TASK INPUT:
= Beginning of Section =
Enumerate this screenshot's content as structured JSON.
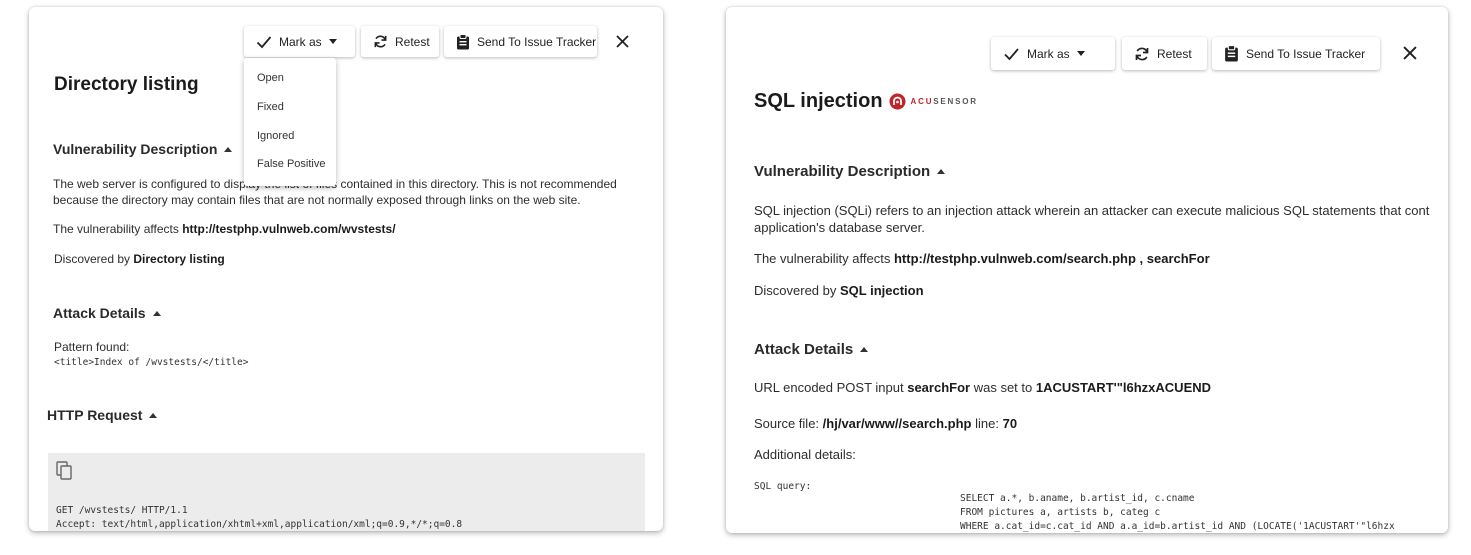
{
  "left": {
    "toolbar": {
      "mark_as_label": "Mark as",
      "retest_label": "Retest",
      "issue_tracker_label": "Send To Issue Tracker"
    },
    "dropdown": {
      "options": [
        "Open",
        "Fixed",
        "Ignored",
        "False Positive"
      ]
    },
    "title": "Directory listing",
    "vuln_description": {
      "heading": "Vulnerability Description",
      "text_line1": "The web server is configured to display the list of files contained in this directory. This is not recommended",
      "text_line2": "because the directory may contain files that are not normally exposed through links on the web site.",
      "affects_prefix": "The vulnerability affects",
      "affects_url": "http://testphp.vulnweb.com/wvstests/",
      "discovered_prefix": "Discovered by",
      "discovered_by": "Directory listing"
    },
    "attack_details": {
      "heading": "Attack Details",
      "pattern_label": "Pattern found:",
      "pattern_value": "<title>Index of /wvstests/</title>"
    },
    "http_request": {
      "heading": "HTTP Request",
      "line1": "GET /wvstests/ HTTP/1.1",
      "line2": "Accept: text/html,application/xhtml+xml,application/xml;q=0.9,*/*;q=0.8"
    }
  },
  "right": {
    "toolbar": {
      "mark_as_label": "Mark as",
      "retest_label": "Retest",
      "issue_tracker_label": "Send To Issue Tracker"
    },
    "title": "SQL injection",
    "badge": {
      "brand_prefix": "ACU",
      "brand_suffix": "SENSOR",
      "color": "#c0252a"
    },
    "vuln_description": {
      "heading": "Vulnerability Description",
      "text_line1": "SQL injection (SQLi) refers to an injection attack wherein an attacker can execute malicious SQL statements that cont",
      "text_line2": "application's database server.",
      "affects_prefix": "The vulnerability affects",
      "affects_url": "http://testphp.vulnweb.com/search.php , searchFor",
      "discovered_prefix": "Discovered by",
      "discovered_by": "SQL injection"
    },
    "attack_details": {
      "heading": "Attack Details",
      "post_prefix": "URL encoded POST input",
      "post_param": "searchFor",
      "post_mid": "was set to",
      "post_value": "1ACUSTART'\"l6hzxACUEND",
      "source_prefix": "Source file:",
      "source_file": "/hj/var/www//search.php",
      "line_prefix": "line:",
      "line_number": "70",
      "additional_label": "Additional details:",
      "sql_label": "SQL query:",
      "sql_line1": "SELECT a.*, b.aname, b.artist_id, c.cname",
      "sql_line2": "FROM pictures a, artists b, categ c",
      "sql_line3": "WHERE a.cat_id=c.cat_id AND a.a_id=b.artist_id AND (LOCATE('1ACUSTART'\"l6hzx"
    }
  }
}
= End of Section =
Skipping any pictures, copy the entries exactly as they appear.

Enumerate this screenshot's content as structured JSON.
{
  "left": {
    "toolbar": {
      "mark_as_label": "Mark as",
      "retest_label": "Retest",
      "issue_tracker_label": "Send To Issue Tracker"
    },
    "dropdown": {
      "options": [
        "Open",
        "Fixed",
        "Ignored",
        "False Positive"
      ]
    },
    "title": "Directory listing",
    "vuln_description": {
      "heading": "Vulnerability Description",
      "text_line1": "The web server is configured to display the list of files contained in this directory. This is not recommended",
      "text_line2": "because the directory may contain files that are not normally exposed through links on the web site.",
      "affects_prefix": "The vulnerability affects",
      "affects_url": "http://testphp.vulnweb.com/wvstests/",
      "discovered_prefix": "Discovered by",
      "discovered_by": "Directory listing"
    },
    "attack_details": {
      "heading": "Attack Details",
      "pattern_label": "Pattern found:",
      "pattern_value": "<title>Index of /wvstests/</title>"
    },
    "http_request": {
      "heading": "HTTP Request",
      "line1": "GET /wvstests/ HTTP/1.1",
      "line2": "Accept: text/html,application/xhtml+xml,application/xml;q=0.9,*/*;q=0.8"
    }
  },
  "right": {
    "toolbar": {
      "mark_as_label": "Mark as",
      "retest_label": "Retest",
      "issue_tracker_label": "Send To Issue Tracker"
    },
    "title": "SQL injection",
    "badge": {
      "brand_prefix": "ACU",
      "brand_suffix": "SENSOR",
      "color": "#c0252a"
    },
    "vuln_description": {
      "heading": "Vulnerability Description",
      "text_line1": "SQL injection (SQLi) refers to an injection attack wherein an attacker can execute malicious SQL statements that cont",
      "text_line2": "application's database server.",
      "affects_prefix": "The vulnerability affects",
      "affects_url": "http://testphp.vulnweb.com/search.php , searchFor",
      "discovered_prefix": "Discovered by",
      "discovered_by": "SQL injection"
    },
    "attack_details": {
      "heading": "Attack Details",
      "post_prefix": "URL encoded POST input",
      "post_param": "searchFor",
      "post_mid": "was set to",
      "post_value": "1ACUSTART'\"l6hzxACUEND",
      "source_prefix": "Source file:",
      "source_file": "/hj/var/www//search.php",
      "line_prefix": "line:",
      "line_number": "70",
      "additional_label": "Additional details:",
      "sql_label": "SQL query:",
      "sql_line1": "SELECT a.*, b.aname, b.artist_id, c.cname",
      "sql_line2": "FROM pictures a, artists b, categ c",
      "sql_line3": "WHERE a.cat_id=c.cat_id AND a.a_id=b.artist_id AND (LOCATE('1ACUSTART'\"l6hzx"
    }
  }
}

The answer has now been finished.